If it’s an obligation for an adult, then it could mean the child (close to the age of puberty) is preparing for what God has prescribed. (Such as prayer and fasting, as he mentioned in the article.)

2) He’s making the assumption that context is irrelevant, simply by his universal tone in describing the hijab. (ie, a hijab in Egypt does not have the same meaning or understanding as a hijab in the States or in the West.) As much as we attempt to amalgamate our experiences into one, there’s a clear distinction. (Albeit one that I can’t fully define quickly.)

He is utterly unclear about his audience. He uses Egypt as the foundation of all his examples, yet his target audience are British citizens. The connections between the two are weak and it really produces an inadequate narrative.  In Egypt, the hijab can be associated as more of a cultural garb, which might not be the case in the West. Therefore, the idea of force is entirely different. And it just may be that all the little girls are wearing their fashionable, multi-colored scarves with bows along the side—making it a fad above anything else, and thus innocuous.

He should clarify what his intentions are, and who he aims to speak with.

3) How erroneous it is to say that sexuality is restricted to a specific age group. The fact that young children are having sex, or engaging in sexual behavior is a fact which cannot be ignored. But by no means, do I suggest to the solution to promiscuity is a hijab.

Now on to the points that disturb me, in some shape or form:

  • “Adult Muslim women are expected to dress modestly so that men outside the family cannot see their bodies.”

How is that men are left out of this conversation. From my very simplistic understanding, modesty is applicable to both genders. And we’ve once again, reduced hijab once again to sexuality, when in actuality, this “covering” encompasses so much more.

Here you have the author wanting freedom of choice; freedom for pre-pubescent girls to choose what to wear and not to wear, but he feels suffocated by the doll in an abaya. Maybe it’s not the most ideal of Barbie characters, but it’s another choice that a child can have between a blond, partially naked Barbie number 1, and a blond bikini-wearing Barbie number 2. Much research has been conducted on the psychology of young girls and dolls that resemble themselves… finding dolls “that represent some version of the reality of our tonal diversity.” It’s a critical component to a child’s upbringing and identity.

  • “If they see that their sisters have to be covered up from a very early age to avoid being exposed in front of men, it is only natural that they grow up with the concept that women have to be covered, controlled and restricted.”

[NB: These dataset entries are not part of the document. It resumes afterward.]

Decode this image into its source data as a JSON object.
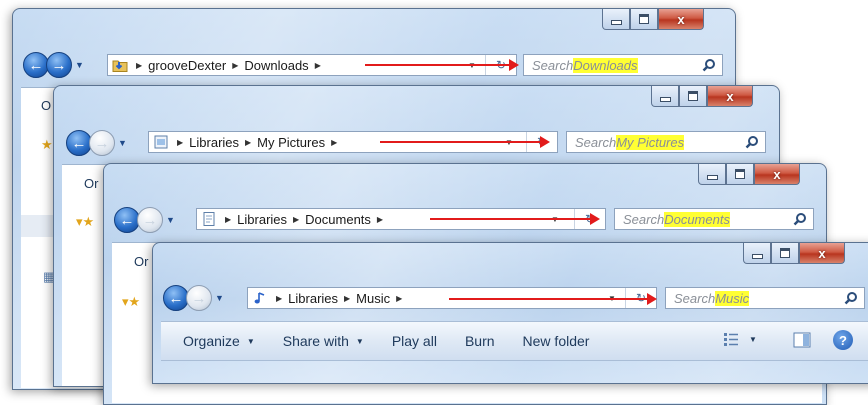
{
  "windows": [
    {
      "id": "downloads",
      "path": [
        "grooveDexter",
        "Downloads"
      ],
      "search_prefix": "Search ",
      "search_term": "Downloads",
      "folder_icon": "downloads-folder-icon",
      "forward_enabled": true,
      "cmd_fragment": "O"
    },
    {
      "id": "pictures",
      "path": [
        "Libraries",
        "My Pictures"
      ],
      "search_prefix": "Search ",
      "search_term": "My Pictures",
      "folder_icon": "pictures-library-icon",
      "forward_enabled": false,
      "cmd_fragment": "Or"
    },
    {
      "id": "documents",
      "path": [
        "Libraries",
        "Documents"
      ],
      "search_prefix": "Search ",
      "search_term": "Documents",
      "folder_icon": "documents-library-icon",
      "forward_enabled": false,
      "cmd_fragment": "Or"
    },
    {
      "id": "music",
      "path": [
        "Libraries",
        "Music"
      ],
      "search_prefix": "Search ",
      "search_term": "Music",
      "folder_icon": "music-library-icon",
      "forward_enabled": false
    }
  ],
  "music_toolbar": {
    "organize": "Organize",
    "share_with": "Share with",
    "play_all": "Play all",
    "burn": "Burn",
    "new_folder": "New folder"
  },
  "colors": {
    "annotation_arrow": "#e21b1b",
    "search_highlight": "#ffff33",
    "close_button": "#c8452e",
    "glass_frame": "#bcd3ee"
  }
}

REALLY? Why is child-rearing not part of the equation? Boys will of course think like this if we allow such a mentality to perpetuate in our society. It becomes necessary upon our society to educate men and dismantle myths on sexuality and women.

I agree that a childhood should be left untouched, and depriving one of such a thing is repulsive. And I may have played devil’s advocate throughout my blog. I just feel blessed to have enough mental faculty to see that we need to step our game up (at least in the West) when it comes to hijab and the beard; and not diminish our understanding of religion and of piety to the two VERY surface level characteristics. Or maybe I’m just being a hater.

Also, food for thought: Oprah magazine: 9-year old girl asks to wear hijab, shocked mom’s reaction